Testing for chlamydia is widely available and can be completed by a healthcare provider through collecting a urine sample along with swabs.
Getting regular STI tests is an important way to prevent infection or reinfection of sexual partners.
The most common method of testing for chlamydia involves collecting a urine sample in combination with collecting swabs of the affected area(s). The most thorough method of screening involves urine collection along with throat swabs, rectal swabs, and genital swabs. Genital swabs will collect a sample from the urethral opening of the penis or from the cervical opening in the vagina.
For people with a penis performing a urine sample, collecting the "first-catch" of urine increases the chances of detection. To do this effectively, do not clean your penis immediately prior to providing the urine sample and do not urinate within the two hours before. When providing the urine sample, try to ensure that when you first begin urinating, the initial stream enters the collection cup directly. Only the first 30 mL of urine is needed.
Urine analysis alone can sometimes miss infections if swabbing is not also done. Throat and rectal infections can be missed, especially when asymptomatic.
Testing for STIs is free and covered by healthcare in Canada, even for uninsured individuals.
Your family physician and most walk-in clinics can perform chlamydia testing.
Sexual health testing facilities are also available to perform screening and treatment.
Freddie routinely completes urine testing as recommended by the PrEP guidelines in Canada. Self collection of throat and rectal swabs is relatively new to Canada and to virtual care. There is also a global shortage of throat and rectal swabs due to the COVID-19 pandemic.

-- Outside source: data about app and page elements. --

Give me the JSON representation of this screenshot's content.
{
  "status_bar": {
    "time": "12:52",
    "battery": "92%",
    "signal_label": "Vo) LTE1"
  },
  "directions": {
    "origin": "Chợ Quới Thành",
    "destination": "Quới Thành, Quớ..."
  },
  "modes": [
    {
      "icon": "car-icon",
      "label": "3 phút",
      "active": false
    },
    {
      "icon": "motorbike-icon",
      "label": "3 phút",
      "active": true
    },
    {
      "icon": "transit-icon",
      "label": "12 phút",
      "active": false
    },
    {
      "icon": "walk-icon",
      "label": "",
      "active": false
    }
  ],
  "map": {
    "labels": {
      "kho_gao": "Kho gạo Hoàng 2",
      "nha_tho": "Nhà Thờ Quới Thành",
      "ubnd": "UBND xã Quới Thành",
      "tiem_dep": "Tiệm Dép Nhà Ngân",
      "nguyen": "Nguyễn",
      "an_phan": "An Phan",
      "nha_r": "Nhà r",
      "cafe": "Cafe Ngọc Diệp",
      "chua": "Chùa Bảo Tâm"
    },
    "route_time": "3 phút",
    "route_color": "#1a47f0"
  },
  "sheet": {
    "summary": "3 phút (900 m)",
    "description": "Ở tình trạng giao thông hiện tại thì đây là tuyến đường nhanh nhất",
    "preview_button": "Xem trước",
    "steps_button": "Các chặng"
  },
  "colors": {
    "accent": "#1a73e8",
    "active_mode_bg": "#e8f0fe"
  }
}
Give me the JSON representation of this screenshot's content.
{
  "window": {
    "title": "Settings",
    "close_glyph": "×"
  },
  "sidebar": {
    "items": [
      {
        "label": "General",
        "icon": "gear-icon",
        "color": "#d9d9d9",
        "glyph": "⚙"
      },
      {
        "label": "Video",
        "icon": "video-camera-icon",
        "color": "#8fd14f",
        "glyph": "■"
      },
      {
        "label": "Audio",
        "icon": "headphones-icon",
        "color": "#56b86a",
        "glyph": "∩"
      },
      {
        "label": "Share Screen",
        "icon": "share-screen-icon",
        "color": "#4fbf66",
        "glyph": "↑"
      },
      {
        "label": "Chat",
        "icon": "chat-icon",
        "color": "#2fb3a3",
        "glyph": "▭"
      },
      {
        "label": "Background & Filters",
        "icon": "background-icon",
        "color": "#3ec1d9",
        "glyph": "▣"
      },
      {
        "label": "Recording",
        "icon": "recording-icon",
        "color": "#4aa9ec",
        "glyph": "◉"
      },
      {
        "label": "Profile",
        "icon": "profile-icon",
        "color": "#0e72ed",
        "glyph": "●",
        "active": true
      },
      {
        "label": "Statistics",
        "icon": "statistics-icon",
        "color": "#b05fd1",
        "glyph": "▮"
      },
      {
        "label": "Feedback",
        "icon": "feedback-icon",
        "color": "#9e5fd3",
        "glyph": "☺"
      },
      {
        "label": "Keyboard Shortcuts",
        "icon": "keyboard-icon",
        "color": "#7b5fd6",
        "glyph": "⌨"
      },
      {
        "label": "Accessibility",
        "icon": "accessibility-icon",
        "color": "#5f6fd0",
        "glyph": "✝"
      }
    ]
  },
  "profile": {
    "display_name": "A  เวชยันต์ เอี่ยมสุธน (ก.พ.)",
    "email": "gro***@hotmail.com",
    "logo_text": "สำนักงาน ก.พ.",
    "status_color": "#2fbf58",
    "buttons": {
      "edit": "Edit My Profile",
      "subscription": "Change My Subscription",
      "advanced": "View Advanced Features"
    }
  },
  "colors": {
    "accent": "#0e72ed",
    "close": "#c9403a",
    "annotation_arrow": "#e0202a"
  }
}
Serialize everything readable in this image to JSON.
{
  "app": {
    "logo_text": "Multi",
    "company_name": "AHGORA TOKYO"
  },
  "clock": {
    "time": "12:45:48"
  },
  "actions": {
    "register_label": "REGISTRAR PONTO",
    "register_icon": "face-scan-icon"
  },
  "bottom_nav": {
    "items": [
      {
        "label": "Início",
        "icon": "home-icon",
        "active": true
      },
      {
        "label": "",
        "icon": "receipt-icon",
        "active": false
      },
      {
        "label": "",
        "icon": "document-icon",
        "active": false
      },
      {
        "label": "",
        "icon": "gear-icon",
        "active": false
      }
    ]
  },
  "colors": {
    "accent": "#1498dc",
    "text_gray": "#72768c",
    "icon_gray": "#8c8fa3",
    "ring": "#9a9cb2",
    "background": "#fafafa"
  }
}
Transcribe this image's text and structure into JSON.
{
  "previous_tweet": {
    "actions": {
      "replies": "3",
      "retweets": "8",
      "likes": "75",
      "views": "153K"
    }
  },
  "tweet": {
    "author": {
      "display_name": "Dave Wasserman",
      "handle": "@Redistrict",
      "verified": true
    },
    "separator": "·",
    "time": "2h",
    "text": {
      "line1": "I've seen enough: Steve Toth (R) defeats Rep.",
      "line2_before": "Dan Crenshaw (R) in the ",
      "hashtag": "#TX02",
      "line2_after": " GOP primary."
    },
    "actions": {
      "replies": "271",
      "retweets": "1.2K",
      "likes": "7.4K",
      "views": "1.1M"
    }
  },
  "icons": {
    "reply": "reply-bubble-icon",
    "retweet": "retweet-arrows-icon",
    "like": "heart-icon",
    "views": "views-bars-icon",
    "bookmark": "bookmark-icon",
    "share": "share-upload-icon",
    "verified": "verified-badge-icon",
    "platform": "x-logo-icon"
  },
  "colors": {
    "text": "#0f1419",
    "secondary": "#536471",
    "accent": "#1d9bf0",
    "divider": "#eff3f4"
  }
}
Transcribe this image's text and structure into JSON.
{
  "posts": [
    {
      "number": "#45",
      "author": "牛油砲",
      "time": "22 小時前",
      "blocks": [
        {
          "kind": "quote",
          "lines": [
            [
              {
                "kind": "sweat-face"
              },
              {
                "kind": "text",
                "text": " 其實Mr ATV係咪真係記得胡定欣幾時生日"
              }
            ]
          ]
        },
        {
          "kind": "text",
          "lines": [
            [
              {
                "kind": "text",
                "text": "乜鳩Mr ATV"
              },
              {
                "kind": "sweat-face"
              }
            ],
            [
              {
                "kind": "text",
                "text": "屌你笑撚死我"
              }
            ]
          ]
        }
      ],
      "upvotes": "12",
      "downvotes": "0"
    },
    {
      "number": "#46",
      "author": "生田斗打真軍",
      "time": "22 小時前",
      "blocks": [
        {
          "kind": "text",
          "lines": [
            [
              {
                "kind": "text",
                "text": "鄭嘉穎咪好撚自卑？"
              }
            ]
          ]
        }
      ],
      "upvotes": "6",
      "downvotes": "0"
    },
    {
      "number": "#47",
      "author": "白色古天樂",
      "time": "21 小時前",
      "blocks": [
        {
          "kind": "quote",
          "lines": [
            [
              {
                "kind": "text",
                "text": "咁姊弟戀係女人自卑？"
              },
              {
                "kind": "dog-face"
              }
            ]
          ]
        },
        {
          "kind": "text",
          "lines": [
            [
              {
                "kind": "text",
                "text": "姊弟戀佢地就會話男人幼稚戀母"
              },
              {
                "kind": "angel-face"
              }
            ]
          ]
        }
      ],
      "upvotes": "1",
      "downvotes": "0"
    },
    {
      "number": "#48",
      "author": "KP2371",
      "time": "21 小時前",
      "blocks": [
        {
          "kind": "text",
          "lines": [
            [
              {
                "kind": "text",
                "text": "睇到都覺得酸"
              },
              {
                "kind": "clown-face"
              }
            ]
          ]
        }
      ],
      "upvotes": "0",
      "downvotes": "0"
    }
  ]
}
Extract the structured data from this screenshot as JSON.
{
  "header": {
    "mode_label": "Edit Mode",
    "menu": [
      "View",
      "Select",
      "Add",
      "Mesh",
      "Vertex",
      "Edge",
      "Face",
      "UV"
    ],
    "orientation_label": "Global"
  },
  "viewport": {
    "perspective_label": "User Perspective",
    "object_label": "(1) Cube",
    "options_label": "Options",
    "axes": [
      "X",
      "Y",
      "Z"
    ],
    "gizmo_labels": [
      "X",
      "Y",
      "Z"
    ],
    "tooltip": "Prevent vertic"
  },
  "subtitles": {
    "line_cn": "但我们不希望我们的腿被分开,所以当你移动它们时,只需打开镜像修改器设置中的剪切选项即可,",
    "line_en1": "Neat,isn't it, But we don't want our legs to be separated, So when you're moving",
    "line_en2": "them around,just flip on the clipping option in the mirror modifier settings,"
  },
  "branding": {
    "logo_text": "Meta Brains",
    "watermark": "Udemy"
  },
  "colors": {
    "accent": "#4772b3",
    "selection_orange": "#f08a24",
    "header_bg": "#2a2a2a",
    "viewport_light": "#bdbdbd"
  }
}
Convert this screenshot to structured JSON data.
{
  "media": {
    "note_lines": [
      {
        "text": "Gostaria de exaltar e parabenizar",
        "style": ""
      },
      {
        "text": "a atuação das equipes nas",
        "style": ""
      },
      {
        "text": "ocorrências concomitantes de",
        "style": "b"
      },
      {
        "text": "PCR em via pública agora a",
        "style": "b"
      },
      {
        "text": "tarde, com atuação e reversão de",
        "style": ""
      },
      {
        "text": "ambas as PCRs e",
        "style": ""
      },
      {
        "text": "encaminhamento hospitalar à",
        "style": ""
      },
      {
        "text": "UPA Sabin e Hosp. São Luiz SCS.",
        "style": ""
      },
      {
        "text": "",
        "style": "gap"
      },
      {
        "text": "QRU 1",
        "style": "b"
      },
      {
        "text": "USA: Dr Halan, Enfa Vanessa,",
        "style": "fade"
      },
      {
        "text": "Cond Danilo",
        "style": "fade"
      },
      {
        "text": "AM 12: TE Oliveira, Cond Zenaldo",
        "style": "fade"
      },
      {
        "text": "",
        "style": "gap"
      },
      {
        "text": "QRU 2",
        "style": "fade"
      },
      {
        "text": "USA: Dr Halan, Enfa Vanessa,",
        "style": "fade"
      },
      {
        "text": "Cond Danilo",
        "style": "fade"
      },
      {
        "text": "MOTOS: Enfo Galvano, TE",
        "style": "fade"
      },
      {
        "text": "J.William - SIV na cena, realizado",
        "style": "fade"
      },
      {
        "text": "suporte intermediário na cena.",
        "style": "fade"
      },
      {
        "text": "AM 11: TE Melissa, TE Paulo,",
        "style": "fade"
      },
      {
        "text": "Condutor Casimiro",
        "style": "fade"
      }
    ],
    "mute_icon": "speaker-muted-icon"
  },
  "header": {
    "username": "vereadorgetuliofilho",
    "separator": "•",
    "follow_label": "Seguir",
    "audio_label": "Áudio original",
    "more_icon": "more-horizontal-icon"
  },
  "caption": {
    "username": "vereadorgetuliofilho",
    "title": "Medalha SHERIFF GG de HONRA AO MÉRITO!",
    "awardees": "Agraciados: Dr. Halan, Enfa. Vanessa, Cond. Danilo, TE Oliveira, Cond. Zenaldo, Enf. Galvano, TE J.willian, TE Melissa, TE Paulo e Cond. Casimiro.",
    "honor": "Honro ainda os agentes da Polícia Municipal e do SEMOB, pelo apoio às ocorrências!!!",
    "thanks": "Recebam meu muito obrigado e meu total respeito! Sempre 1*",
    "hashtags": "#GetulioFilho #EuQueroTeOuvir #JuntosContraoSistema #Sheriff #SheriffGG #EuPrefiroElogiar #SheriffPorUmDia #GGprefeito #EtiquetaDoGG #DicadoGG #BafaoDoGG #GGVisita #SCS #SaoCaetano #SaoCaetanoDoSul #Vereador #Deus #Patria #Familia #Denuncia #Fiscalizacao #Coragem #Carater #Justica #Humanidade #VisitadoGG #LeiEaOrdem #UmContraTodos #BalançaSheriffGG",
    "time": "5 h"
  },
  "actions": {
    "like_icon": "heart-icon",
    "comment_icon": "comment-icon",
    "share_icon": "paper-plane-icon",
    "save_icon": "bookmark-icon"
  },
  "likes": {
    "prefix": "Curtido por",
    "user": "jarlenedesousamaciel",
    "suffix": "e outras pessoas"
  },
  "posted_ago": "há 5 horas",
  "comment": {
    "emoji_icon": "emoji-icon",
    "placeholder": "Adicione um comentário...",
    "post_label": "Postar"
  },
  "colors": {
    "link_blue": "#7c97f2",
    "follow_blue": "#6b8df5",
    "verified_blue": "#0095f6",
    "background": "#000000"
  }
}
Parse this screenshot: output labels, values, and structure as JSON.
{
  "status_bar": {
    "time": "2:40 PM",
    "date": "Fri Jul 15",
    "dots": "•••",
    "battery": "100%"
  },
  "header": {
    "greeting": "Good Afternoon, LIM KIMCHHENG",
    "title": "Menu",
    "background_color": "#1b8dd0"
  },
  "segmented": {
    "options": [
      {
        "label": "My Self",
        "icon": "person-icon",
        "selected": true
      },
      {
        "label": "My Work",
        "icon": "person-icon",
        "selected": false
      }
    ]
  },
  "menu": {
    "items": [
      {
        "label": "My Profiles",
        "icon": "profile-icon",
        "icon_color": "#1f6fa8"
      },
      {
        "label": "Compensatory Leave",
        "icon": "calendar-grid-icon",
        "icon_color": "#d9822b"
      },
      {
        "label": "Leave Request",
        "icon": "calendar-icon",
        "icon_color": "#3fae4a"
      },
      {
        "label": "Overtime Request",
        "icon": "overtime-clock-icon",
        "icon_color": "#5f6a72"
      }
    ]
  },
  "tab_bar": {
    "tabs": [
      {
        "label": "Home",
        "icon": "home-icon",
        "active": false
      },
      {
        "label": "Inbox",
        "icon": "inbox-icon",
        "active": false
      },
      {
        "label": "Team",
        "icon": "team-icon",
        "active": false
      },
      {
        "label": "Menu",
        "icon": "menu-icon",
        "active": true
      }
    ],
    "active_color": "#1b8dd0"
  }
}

Freddie is currently piloting this with some persons with hopes of being able to offer this to all patients in the very near future.
Test results for chlamydia screening usually take about seven days.
If you are being tested as part of routine screening and have no symptoms of chlamydia, there’s no need to change your behaviours.
If you are being tested and you currently have any symptom of chlamydia, it is recommended that you abstain from sexual contact until you get your results.
What to do if exposed to chlamydia? Includes the chance of spread, how to get tested, the testing timeline and how to tell your partner(s).
A comprehensive list of treatment options for chlamydia including help on accessibility options. Includes when sexual activity can resume post-infection.